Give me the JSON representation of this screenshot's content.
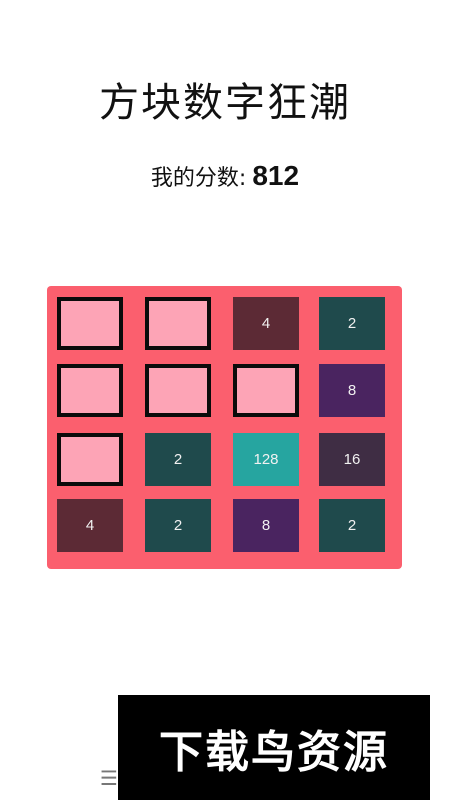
{
  "header": {
    "title": "方块数字狂潮"
  },
  "score": {
    "label": "我的分数:",
    "value": "812"
  },
  "board": {
    "rows": [
      [
        {
          "value": "",
          "state": "empty"
        },
        {
          "value": "",
          "state": "empty"
        },
        {
          "value": "4",
          "color": "#5c2a35"
        },
        {
          "value": "2",
          "color": "#1f4a4c"
        }
      ],
      [
        {
          "value": "",
          "state": "empty"
        },
        {
          "value": "",
          "state": "empty"
        },
        {
          "value": "",
          "state": "empty"
        },
        {
          "value": "8",
          "color": "#4a2460"
        }
      ],
      [
        {
          "value": "",
          "state": "empty"
        },
        {
          "value": "2",
          "color": "#1f4a4c"
        },
        {
          "value": "128",
          "color": "#26a5a0"
        },
        {
          "value": "16",
          "color": "#3f2d44"
        }
      ],
      [
        {
          "value": "4",
          "color": "#5c2a35"
        },
        {
          "value": "2",
          "color": "#1f4a4c"
        },
        {
          "value": "8",
          "color": "#4a2460"
        },
        {
          "value": "2",
          "color": "#1f4a4c"
        }
      ]
    ],
    "colors": {
      "background": "#fb5f6e",
      "empty": "#fda4b6",
      "border": "#0b0b0b"
    }
  },
  "footer": {
    "menu_icon": "menu-icon",
    "menu_glyph": "☰"
  },
  "watermark": {
    "text": "下载鸟资源"
  }
}
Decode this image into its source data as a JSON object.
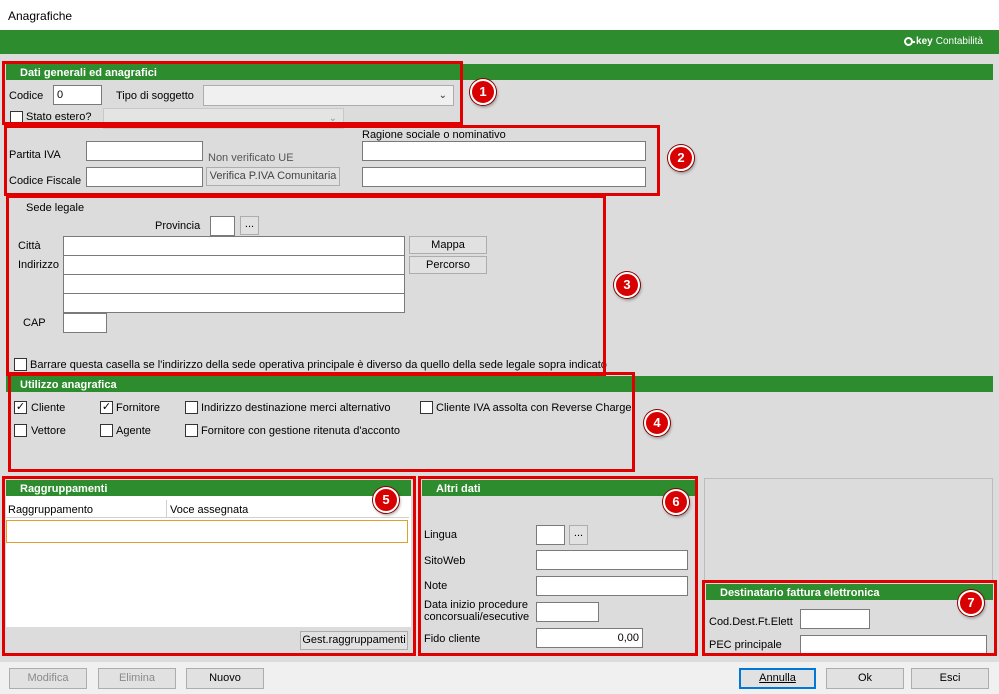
{
  "window": {
    "title": "Anagrafiche"
  },
  "brand": {
    "prefix": "key",
    "name": "Contabilità"
  },
  "section1": {
    "header": "Dati generali ed anagrafici",
    "codice_label": "Codice",
    "codice_value": "0",
    "tipo_label": "Tipo di soggetto",
    "tipo_value": "",
    "stato_estero_label": "Stato estero?",
    "badge": "1"
  },
  "section2": {
    "partita_iva_label": "Partita IVA",
    "codice_fiscale_label": "Codice Fiscale",
    "non_verificato": "Non verificato UE",
    "verifica_button": "Verifica P.IVA Comunitaria",
    "ragione_label": "Ragione sociale o nominativo",
    "badge": "2"
  },
  "section3": {
    "sede_label": "Sede legale",
    "provincia_label": "Provincia",
    "browse_label": "...",
    "citta_label": "Città",
    "indirizzo_label": "Indirizzo",
    "cap_label": "CAP",
    "mappa_button": "Mappa",
    "percorso_button": "Percorso",
    "checkbox_label": "Barrare questa casella se l'indirizzo della sede operativa principale è diverso da quello della sede legale sopra indicato",
    "badge": "3"
  },
  "section4": {
    "header": "Utilizzo anagrafica",
    "options": [
      {
        "label": "Cliente",
        "checked": true
      },
      {
        "label": "Fornitore",
        "checked": true
      },
      {
        "label": "Indirizzo destinazione merci alternativo",
        "checked": false
      },
      {
        "label": "Cliente IVA assolta con Reverse Charge",
        "checked": false
      },
      {
        "label": "Vettore",
        "checked": false
      },
      {
        "label": "Agente",
        "checked": false
      },
      {
        "label": "Fornitore con gestione ritenuta d'acconto",
        "checked": false
      }
    ],
    "check_mark": "✓",
    "badge": "4"
  },
  "section5": {
    "header": "Raggruppamenti",
    "columns": [
      "Raggruppamento",
      "Voce assegnata"
    ],
    "button": "Gest.raggruppamenti",
    "badge": "5"
  },
  "section6": {
    "header": "Altri dati",
    "lingua_label": "Lingua",
    "browse_label": "...",
    "sitoweb_label": "SitoWeb",
    "note_label": "Note",
    "data_inizio_label_1": "Data inizio procedure",
    "data_inizio_label_2": "concorsuali/esecutive",
    "fido_label": "Fido cliente",
    "fido_value": "0,00",
    "badge": "6"
  },
  "section7": {
    "header": "Destinatario fattura elettronica",
    "cod_dest_label": "Cod.Dest.Ft.Elett",
    "pec_label": "PEC principale",
    "badge": "7"
  },
  "footer": {
    "modifica": "Modifica",
    "elimina": "Elimina",
    "nuovo": "Nuovo",
    "annulla": "Annulla",
    "ok": "Ok",
    "esci": "Esci"
  },
  "colors": {
    "brand_green": "#2c8c2e",
    "highlight_red": "#e00000"
  }
}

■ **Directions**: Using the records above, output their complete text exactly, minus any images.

■ **Expected answer**:
Give me the JSON representation of this screenshot's content.
{
  "header": {
    "title": "方块数字狂潮"
  },
  "score": {
    "label": "我的分数:",
    "value": "812"
  },
  "board": {
    "rows": [
      [
        {
          "value": "",
          "state": "empty"
        },
        {
          "value": "",
          "state": "empty"
        },
        {
          "value": "4",
          "color": "#5c2a35"
        },
        {
          "value": "2",
          "color": "#1f4a4c"
        }
      ],
      [
        {
          "value": "",
          "state": "empty"
        },
        {
          "value": "",
          "state": "empty"
        },
        {
          "value": "",
          "state": "empty"
        },
        {
          "value": "8",
          "color": "#4a2460"
        }
      ],
      [
        {
          "value": "",
          "state": "empty"
        },
        {
          "value": "2",
          "color": "#1f4a4c"
        },
        {
          "value": "128",
          "color": "#26a5a0"
        },
        {
          "value": "16",
          "color": "#3f2d44"
        }
      ],
      [
        {
          "value": "4",
          "color": "#5c2a35"
        },
        {
          "value": "2",
          "color": "#1f4a4c"
        },
        {
          "value": "8",
          "color": "#4a2460"
        },
        {
          "value": "2",
          "color": "#1f4a4c"
        }
      ]
    ],
    "colors": {
      "background": "#fb5f6e",
      "empty": "#fda4b6",
      "border": "#0b0b0b"
    }
  },
  "footer": {
    "menu_icon": "menu-icon",
    "menu_glyph": "☰"
  },
  "watermark": {
    "text": "下载鸟资源"
  }
}
Decode this image into its source data as a JSON object.
{
  "window": {
    "title": "Anagrafiche"
  },
  "brand": {
    "prefix": "key",
    "name": "Contabilità"
  },
  "section1": {
    "header": "Dati generali ed anagrafici",
    "codice_label": "Codice",
    "codice_value": "0",
    "tipo_label": "Tipo di soggetto",
    "tipo_value": "",
    "stato_estero_label": "Stato estero?",
    "badge": "1"
  },
  "section2": {
    "partita_iva_label": "Partita IVA",
    "codice_fiscale_label": "Codice Fiscale",
    "non_verificato": "Non verificato UE",
    "verifica_button": "Verifica P.IVA Comunitaria",
    "ragione_label": "Ragione sociale o nominativo",
    "badge": "2"
  },
  "section3": {
    "sede_label": "Sede legale",
    "provincia_label": "Provincia",
    "browse_label": "...",
    "citta_label": "Città",
    "indirizzo_label": "Indirizzo",
    "cap_label": "CAP",
    "mappa_button": "Mappa",
    "percorso_button": "Percorso",
    "checkbox_label": "Barrare questa casella se l'indirizzo della sede operativa principale è diverso da quello della sede legale sopra indicato",
    "badge": "3"
  },
  "section4": {
    "header": "Utilizzo anagrafica",
    "options": [
      {
        "label": "Cliente",
        "checked": true
      },
      {
        "label": "Fornitore",
        "checked": true
      },
      {
        "label": "Indirizzo destinazione merci alternativo",
        "checked": false
      },
      {
        "label": "Cliente IVA assolta con Reverse Charge",
        "checked": false
      },
      {
        "label": "Vettore",
        "checked": false
      },
      {
        "label": "Agente",
        "checked": false
      },
      {
        "label": "Fornitore con gestione ritenuta d'acconto",
        "checked": false
      }
    ],
    "check_mark": "✓",
    "badge": "4"
  },
  "section5": {
    "header": "Raggruppamenti",
    "columns": [
      "Raggruppamento",
      "Voce assegnata"
    ],
    "button": "Gest.raggruppamenti",
    "badge": "5"
  },
  "section6": {
    "header": "Altri dati",
    "lingua_label": "Lingua",
    "browse_label": "...",
    "sitoweb_label": "SitoWeb",
    "note_label": "Note",
    "data_inizio_label_1": "Data inizio procedure",
    "data_inizio_label_2": "concorsuali/esecutive",
    "fido_label": "Fido cliente",
    "fido_value": "0,00",
    "badge": "6"
  },
  "section7": {
    "header": "Destinatario fattura elettronica",
    "cod_dest_label": "Cod.Dest.Ft.Elett",
    "pec_label": "PEC principale",
    "badge": "7"
  },
  "footer": {
    "modifica": "Modifica",
    "elimina": "Elimina",
    "nuovo": "Nuovo",
    "annulla": "Annulla",
    "ok": "Ok",
    "esci": "Esci"
  },
  "colors": {
    "brand_green": "#2c8c2e",
    "highlight_red": "#e00000"
  }
}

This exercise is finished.